Now, I am going to tell you a story that will explain why I call this painting “The Return of Boo Radley”.

Once upon a time I lived in a one-bedroom apartment with my dog, Gunther. In the center of the complex, there was a large grassy area surrounding a sandbox where the kids could play.  Scattered on the ground, I would find some of the largest and most beautiful pinecones I had ever seen. Whenever I took Gunther for a walk, I would grab a couple and bring them back to my apartment to marvel over.

One day, I noticed a little girl playing alone in the sandbox with a large pile of pinecones. I smiled to myself. This child and I shared a love of pinecones. Later, I noticed a pile of pinecones on the open patio of one of the nearby apartments. I knew that was where the little girl lived.

That night, in a frenzy of inspiration, I took one of the pinecones from my collection and painted it. I took my time, sitting at my easel – intent on turning the pinecone into something magical. At about 3am, I grabbed my dog and took a walk over to the girl’s apartment. I left the painted pinecone on the top of her pile and went back home.

The next morning, I walked my dog past the apartment again – and the pinecone was gone.

This is where I got really creative.

To make a long story short, the pinecones got much more elaborate. I bought glitter, rhinestones, small plastic animals, ribbons and other assorted materials to incorporate into my pinecone masterpieces.  Every week or so, I would leave one on top of the pile of pinecones at the little girl’s apartment. The next morning, it was gone.

My story ends anticlimactically… I moved away.

I never knew the girl’s name, and she will never know mine.

We never met.

She will never know where those pinecones came from.

Like Boo Radley – I wanted to show her that I cared about her. I wanted her to know that I shared her love of pinecones.. and that something as simple as that is enough to join two lives together…

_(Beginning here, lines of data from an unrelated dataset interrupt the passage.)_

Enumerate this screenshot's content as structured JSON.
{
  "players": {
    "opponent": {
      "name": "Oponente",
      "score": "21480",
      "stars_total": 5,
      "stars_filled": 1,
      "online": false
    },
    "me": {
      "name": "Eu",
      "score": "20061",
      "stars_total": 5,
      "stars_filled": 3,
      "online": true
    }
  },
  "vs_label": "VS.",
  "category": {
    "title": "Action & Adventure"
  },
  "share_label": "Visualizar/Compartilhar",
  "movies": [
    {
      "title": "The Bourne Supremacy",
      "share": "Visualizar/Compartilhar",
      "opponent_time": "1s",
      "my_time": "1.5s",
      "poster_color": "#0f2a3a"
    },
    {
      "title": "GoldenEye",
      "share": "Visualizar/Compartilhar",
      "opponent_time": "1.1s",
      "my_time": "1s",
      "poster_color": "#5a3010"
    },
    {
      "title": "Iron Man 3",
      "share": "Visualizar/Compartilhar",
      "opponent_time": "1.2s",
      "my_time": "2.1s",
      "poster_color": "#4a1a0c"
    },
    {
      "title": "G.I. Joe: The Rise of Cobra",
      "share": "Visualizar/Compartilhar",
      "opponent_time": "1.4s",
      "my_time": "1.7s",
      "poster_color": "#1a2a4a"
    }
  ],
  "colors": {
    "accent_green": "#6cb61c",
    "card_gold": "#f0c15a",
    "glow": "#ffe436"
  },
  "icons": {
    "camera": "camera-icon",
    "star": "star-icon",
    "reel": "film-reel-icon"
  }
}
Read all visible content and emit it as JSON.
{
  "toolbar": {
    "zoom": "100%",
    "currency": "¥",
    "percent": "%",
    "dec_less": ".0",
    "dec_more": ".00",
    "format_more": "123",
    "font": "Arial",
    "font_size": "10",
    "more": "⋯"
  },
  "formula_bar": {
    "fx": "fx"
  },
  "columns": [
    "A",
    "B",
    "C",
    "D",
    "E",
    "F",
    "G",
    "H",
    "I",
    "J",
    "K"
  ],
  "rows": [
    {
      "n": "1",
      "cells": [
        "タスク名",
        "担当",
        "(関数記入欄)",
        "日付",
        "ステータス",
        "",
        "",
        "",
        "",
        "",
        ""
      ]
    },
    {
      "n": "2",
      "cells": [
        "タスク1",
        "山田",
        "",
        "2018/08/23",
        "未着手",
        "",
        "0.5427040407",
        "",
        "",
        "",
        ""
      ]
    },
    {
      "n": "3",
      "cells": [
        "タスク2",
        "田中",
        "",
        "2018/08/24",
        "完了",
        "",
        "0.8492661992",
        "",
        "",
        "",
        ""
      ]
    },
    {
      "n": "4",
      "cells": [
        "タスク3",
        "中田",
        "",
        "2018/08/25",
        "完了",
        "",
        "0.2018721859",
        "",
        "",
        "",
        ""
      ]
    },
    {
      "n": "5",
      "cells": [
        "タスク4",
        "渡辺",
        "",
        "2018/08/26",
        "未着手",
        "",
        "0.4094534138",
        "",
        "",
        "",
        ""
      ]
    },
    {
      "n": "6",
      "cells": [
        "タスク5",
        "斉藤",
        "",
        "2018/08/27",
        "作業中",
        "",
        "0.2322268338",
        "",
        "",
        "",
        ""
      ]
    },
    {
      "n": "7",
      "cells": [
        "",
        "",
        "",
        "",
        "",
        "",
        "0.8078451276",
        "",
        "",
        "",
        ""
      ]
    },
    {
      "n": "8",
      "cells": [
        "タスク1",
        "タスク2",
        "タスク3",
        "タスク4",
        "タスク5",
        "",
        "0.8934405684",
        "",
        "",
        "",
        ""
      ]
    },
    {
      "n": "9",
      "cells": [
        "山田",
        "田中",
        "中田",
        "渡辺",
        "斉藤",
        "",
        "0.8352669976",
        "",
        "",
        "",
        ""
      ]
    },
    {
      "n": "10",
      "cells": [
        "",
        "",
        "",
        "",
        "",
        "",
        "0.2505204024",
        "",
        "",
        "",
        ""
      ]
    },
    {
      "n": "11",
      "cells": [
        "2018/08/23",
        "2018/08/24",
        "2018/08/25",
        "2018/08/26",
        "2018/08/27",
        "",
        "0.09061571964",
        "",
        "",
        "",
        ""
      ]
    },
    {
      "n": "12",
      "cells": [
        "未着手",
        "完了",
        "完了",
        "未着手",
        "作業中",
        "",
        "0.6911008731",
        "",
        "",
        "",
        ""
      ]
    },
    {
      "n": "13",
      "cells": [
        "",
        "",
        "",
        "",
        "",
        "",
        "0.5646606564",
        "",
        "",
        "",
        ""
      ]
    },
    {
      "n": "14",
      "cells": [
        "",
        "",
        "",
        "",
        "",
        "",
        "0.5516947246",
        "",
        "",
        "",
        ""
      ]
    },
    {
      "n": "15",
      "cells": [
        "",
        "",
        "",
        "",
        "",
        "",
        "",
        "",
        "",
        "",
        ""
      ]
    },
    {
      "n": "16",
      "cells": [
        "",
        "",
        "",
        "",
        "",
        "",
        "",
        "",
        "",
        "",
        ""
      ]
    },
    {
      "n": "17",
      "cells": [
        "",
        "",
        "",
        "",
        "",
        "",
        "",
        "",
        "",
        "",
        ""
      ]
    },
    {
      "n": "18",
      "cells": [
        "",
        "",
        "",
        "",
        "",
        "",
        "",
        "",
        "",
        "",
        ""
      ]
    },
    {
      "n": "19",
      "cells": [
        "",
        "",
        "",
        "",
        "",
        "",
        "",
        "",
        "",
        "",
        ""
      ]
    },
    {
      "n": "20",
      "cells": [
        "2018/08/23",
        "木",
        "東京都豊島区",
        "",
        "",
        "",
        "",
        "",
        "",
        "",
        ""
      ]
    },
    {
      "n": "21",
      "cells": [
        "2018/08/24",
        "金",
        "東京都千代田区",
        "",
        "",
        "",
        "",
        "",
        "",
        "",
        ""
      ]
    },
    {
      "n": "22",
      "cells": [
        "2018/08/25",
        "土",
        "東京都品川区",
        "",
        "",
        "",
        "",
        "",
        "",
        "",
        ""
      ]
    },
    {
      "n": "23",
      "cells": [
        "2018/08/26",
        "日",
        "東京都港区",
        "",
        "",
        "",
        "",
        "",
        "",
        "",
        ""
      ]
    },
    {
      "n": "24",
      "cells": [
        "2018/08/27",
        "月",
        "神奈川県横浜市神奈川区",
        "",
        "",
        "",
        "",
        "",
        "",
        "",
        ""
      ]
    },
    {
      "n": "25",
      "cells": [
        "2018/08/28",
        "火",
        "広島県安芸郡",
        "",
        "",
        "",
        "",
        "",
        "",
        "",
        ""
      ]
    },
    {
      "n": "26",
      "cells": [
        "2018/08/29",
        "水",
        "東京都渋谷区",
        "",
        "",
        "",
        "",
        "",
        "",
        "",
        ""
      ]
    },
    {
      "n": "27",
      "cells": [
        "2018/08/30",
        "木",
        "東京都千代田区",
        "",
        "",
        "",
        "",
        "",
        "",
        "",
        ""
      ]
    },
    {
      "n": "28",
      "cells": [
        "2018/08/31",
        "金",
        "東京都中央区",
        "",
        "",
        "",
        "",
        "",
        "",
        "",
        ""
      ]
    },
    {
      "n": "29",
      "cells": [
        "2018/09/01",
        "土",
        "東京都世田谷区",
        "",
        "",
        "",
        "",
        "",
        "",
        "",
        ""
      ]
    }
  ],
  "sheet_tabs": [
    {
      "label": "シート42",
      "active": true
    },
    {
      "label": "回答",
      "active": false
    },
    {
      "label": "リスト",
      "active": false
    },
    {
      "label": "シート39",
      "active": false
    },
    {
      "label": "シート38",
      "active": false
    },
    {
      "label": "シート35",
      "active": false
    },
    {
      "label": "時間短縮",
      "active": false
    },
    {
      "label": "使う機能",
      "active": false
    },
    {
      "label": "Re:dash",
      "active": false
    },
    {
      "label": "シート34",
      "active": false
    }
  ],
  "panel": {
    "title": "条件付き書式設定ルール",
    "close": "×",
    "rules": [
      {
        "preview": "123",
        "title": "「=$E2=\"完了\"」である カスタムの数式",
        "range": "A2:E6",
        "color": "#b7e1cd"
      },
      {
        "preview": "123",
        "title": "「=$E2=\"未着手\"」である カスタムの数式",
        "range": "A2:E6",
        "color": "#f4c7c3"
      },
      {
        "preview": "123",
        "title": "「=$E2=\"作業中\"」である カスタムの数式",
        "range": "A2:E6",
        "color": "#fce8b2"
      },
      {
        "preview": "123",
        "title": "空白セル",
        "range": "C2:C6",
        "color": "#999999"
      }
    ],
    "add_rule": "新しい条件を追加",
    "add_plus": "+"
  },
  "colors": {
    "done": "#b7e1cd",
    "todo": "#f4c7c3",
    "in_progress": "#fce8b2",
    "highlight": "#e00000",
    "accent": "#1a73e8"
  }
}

But most of all, I wanted her to experience a beautiful mystery in her life.